_Data to examine:_
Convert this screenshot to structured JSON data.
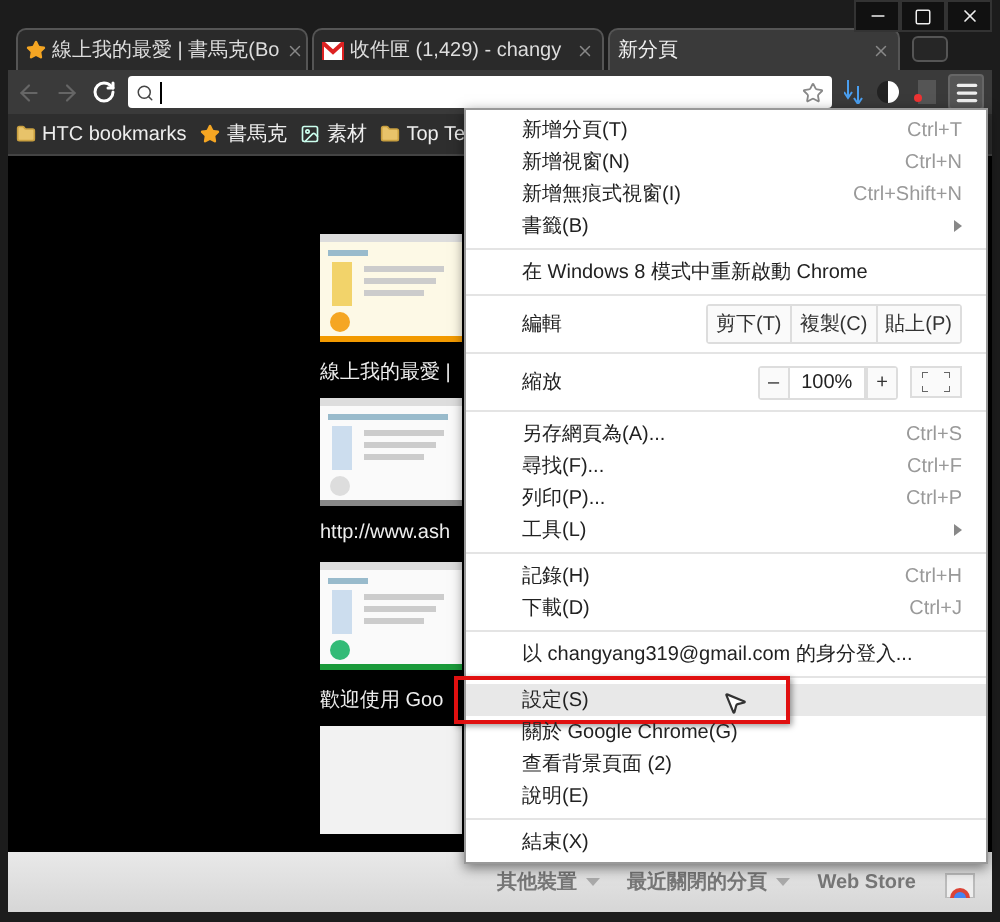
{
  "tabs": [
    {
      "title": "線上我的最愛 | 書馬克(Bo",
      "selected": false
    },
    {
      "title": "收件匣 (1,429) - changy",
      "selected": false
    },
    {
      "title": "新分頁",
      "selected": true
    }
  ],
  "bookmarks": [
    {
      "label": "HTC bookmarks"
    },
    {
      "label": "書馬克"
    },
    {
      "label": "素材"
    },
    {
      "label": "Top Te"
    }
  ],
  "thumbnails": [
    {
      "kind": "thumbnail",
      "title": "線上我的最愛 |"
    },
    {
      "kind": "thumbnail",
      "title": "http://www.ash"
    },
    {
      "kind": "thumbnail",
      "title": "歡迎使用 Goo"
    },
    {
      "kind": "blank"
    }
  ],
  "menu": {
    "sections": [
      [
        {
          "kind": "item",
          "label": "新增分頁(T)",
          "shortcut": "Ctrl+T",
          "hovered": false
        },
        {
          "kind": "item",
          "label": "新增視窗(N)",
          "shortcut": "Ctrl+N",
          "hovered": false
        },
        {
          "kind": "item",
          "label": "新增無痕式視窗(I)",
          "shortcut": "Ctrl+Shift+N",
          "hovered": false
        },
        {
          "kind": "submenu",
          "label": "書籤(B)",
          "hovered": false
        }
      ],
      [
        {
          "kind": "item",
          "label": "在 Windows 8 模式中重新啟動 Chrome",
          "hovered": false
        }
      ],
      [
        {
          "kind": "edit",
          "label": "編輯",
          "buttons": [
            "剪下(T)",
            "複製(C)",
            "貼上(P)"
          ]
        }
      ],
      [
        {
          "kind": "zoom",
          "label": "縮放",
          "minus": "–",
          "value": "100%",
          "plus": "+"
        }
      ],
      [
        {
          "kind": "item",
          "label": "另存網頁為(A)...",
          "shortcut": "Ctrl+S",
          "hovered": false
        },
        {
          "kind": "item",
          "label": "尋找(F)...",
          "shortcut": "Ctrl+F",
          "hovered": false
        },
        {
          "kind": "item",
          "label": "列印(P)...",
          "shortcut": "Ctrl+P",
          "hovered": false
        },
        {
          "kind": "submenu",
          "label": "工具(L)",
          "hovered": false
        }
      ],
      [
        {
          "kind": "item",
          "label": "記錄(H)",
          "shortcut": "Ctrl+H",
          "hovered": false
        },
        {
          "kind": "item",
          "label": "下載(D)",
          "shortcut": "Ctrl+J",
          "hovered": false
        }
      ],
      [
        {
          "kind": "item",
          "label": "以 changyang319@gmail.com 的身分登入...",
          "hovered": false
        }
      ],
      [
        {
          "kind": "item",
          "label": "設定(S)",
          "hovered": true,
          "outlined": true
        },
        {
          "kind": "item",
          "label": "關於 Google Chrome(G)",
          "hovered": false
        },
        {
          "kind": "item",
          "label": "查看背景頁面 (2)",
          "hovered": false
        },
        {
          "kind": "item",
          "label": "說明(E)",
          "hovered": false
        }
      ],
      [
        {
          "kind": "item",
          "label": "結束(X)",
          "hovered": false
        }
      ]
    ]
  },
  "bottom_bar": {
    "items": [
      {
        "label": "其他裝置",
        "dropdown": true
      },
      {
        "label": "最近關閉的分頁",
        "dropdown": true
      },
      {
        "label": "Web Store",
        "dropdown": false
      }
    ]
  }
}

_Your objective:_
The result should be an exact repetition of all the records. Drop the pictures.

_Task result:_
Convert this screenshot to structured JSON data.
{
  "tabs": [
    {
      "title": "線上我的最愛 | 書馬克(Bo",
      "selected": false
    },
    {
      "title": "收件匣 (1,429) - changy",
      "selected": false
    },
    {
      "title": "新分頁",
      "selected": true
    }
  ],
  "bookmarks": [
    {
      "label": "HTC bookmarks"
    },
    {
      "label": "書馬克"
    },
    {
      "label": "素材"
    },
    {
      "label": "Top Te"
    }
  ],
  "thumbnails": [
    {
      "kind": "thumbnail",
      "title": "線上我的最愛 |"
    },
    {
      "kind": "thumbnail",
      "title": "http://www.ash"
    },
    {
      "kind": "thumbnail",
      "title": "歡迎使用 Goo"
    },
    {
      "kind": "blank"
    }
  ],
  "menu": {
    "sections": [
      [
        {
          "kind": "item",
          "label": "新增分頁(T)",
          "shortcut": "Ctrl+T",
          "hovered": false
        },
        {
          "kind": "item",
          "label": "新增視窗(N)",
          "shortcut": "Ctrl+N",
          "hovered": false
        },
        {
          "kind": "item",
          "label": "新增無痕式視窗(I)",
          "shortcut": "Ctrl+Shift+N",
          "hovered": false
        },
        {
          "kind": "submenu",
          "label": "書籤(B)",
          "hovered": false
        }
      ],
      [
        {
          "kind": "item",
          "label": "在 Windows 8 模式中重新啟動 Chrome",
          "hovered": false
        }
      ],
      [
        {
          "kind": "edit",
          "label": "編輯",
          "buttons": [
            "剪下(T)",
            "複製(C)",
            "貼上(P)"
          ]
        }
      ],
      [
        {
          "kind": "zoom",
          "label": "縮放",
          "minus": "–",
          "value": "100%",
          "plus": "+"
        }
      ],
      [
        {
          "kind": "item",
          "label": "另存網頁為(A)...",
          "shortcut": "Ctrl+S",
          "hovered": false
        },
        {
          "kind": "item",
          "label": "尋找(F)...",
          "shortcut": "Ctrl+F",
          "hovered": false
        },
        {
          "kind": "item",
          "label": "列印(P)...",
          "shortcut": "Ctrl+P",
          "hovered": false
        },
        {
          "kind": "submenu",
          "label": "工具(L)",
          "hovered": false
        }
      ],
      [
        {
          "kind": "item",
          "label": "記錄(H)",
          "shortcut": "Ctrl+H",
          "hovered": false
        },
        {
          "kind": "item",
          "label": "下載(D)",
          "shortcut": "Ctrl+J",
          "hovered": false
        }
      ],
      [
        {
          "kind": "item",
          "label": "以 changyang319@gmail.com 的身分登入...",
          "hovered": false
        }
      ],
      [
        {
          "kind": "item",
          "label": "設定(S)",
          "hovered": true,
          "outlined": true
        },
        {
          "kind": "item",
          "label": "關於 Google Chrome(G)",
          "hovered": false
        },
        {
          "kind": "item",
          "label": "查看背景頁面 (2)",
          "hovered": false
        },
        {
          "kind": "item",
          "label": "說明(E)",
          "hovered": false
        }
      ],
      [
        {
          "kind": "item",
          "label": "結束(X)",
          "hovered": false
        }
      ]
    ]
  },
  "bottom_bar": {
    "items": [
      {
        "label": "其他裝置",
        "dropdown": true
      },
      {
        "label": "最近關閉的分頁",
        "dropdown": true
      },
      {
        "label": "Web Store",
        "dropdown": false
      }
    ]
  }
}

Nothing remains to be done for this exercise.